With its Single European Sky concept of operations for future air traffic management, Europe plans to enable aircraft journeys to become shorter, quicker, and less polluting, while delivering three times the traffic capacity that the skies can handle today, the SESAR commission's "Target Concept" report declares.

Great stuff. Just one problem: there is a severe shortage of runway capacity at the major hubs. Unless more runways were to be provided by the time the new ATM system begins to produce faster, more direct trajectories, aeroplanes would increasingly end their ultra-efficient transit in holding patterns waiting for a landing slot, pointlessly raising global warming and the passengers' blood pressure.
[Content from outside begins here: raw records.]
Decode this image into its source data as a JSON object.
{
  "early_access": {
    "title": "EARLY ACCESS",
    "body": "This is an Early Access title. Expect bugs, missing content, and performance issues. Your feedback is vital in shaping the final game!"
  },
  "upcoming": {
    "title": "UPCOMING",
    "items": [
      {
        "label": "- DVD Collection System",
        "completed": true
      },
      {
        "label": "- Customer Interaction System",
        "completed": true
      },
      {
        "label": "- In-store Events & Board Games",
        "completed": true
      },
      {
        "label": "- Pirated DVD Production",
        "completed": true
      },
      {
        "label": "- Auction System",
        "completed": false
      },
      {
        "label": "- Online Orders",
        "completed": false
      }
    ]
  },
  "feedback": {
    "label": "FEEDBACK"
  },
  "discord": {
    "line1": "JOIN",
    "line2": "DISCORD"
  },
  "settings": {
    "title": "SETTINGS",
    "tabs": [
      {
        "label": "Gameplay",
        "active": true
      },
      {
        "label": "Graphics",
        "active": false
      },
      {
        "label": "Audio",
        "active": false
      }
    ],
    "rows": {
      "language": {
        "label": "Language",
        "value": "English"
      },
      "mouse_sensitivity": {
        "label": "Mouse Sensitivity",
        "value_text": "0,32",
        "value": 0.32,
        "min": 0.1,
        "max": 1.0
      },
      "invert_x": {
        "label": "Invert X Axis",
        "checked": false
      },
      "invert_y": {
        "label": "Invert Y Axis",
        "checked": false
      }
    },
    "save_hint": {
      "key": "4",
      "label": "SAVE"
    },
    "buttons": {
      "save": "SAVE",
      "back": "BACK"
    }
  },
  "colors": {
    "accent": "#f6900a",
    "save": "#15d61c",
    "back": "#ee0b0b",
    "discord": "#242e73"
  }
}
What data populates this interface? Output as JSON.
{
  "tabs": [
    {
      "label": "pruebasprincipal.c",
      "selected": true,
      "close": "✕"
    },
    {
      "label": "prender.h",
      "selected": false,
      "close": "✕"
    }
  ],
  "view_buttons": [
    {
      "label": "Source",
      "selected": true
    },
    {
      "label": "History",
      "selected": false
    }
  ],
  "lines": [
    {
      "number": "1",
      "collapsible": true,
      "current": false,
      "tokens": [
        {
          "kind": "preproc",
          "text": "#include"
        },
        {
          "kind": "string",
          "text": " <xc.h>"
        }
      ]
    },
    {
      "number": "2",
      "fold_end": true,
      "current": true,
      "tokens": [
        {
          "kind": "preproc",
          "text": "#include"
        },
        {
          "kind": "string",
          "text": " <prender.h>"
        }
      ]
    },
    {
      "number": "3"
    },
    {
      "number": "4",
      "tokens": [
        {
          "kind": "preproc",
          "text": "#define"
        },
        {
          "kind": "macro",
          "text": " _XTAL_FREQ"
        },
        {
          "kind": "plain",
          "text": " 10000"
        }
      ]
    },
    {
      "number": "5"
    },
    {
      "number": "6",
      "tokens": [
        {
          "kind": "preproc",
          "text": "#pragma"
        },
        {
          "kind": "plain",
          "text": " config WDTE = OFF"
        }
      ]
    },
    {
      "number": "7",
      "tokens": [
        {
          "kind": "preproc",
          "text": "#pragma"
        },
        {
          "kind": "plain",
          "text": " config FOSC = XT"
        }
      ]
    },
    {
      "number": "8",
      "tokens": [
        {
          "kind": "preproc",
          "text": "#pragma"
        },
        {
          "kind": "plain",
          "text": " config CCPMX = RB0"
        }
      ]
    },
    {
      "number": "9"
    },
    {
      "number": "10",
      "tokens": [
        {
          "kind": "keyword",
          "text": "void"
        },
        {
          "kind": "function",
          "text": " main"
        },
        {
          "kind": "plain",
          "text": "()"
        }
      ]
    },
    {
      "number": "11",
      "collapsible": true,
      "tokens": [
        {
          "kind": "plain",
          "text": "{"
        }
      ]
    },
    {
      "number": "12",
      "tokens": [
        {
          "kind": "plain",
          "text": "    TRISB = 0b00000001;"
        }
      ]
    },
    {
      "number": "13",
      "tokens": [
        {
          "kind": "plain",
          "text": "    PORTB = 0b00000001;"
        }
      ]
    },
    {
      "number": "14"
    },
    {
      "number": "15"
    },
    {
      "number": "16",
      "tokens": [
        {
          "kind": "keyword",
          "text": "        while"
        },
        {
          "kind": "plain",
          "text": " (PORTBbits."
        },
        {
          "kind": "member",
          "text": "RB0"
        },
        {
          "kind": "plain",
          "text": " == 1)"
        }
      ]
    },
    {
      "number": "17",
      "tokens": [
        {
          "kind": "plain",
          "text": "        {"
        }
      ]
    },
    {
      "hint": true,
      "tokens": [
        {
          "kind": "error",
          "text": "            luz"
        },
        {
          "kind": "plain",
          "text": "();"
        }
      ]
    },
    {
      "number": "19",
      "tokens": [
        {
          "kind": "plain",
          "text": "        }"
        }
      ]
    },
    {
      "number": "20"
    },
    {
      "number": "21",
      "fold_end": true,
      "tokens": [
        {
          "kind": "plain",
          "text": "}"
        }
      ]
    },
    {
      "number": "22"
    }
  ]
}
Earlier Eurocontrol studies have made clear just how bad the runway shortage is. Even back in 2001 it was estimated that 30 of Europe's major airports handling 70% of the continent's passengers and freight were close to capacity. By 2020, Eurocontrol has calculated, 60 of the region's airports will be severely congested and the top 20 of those will be "saturated". Demand for travel will considerably exceed the system's capacity, and Europe's economy would suffer, the study predicted. 2020 is the date by which, according to SESAR, airspace capacity could be three times what it is today.

Comment 9 Oct 07 
 More runways are neede to get benefits of Single Sky

This is a major headache for Europe's politicians, who have to make decisions balancing economic growth and freedom to travel against pollution and global warming. In some regions, new high-speed rail links are extending the appeal of surface travel over distances that previously were the province of air travel. The trouble is that rail infrastructure is massively more expensive to create and to maintain than aviation infrastructure, and governments that want a relatively ecologically friendly transport mode like rail that people will actually use will have to hand out big subsidies to make it work. Expensive, empty trains would contribute more to global warming than an aviation industry flying full aeroplanes that are given the go-ahead to create their own, fully paid-for airport infrastructure with no government subsidy.

SESAR predicts the industry can deliver the goods with continually reducing emissions per passenger kilometre, providing governments do not choke it at airports. Choked airports would create the airborne equivalent of immobile traffic jams on arterial roads, and nobody argues those are good for economic efficiency or global warming.

Source: Flight International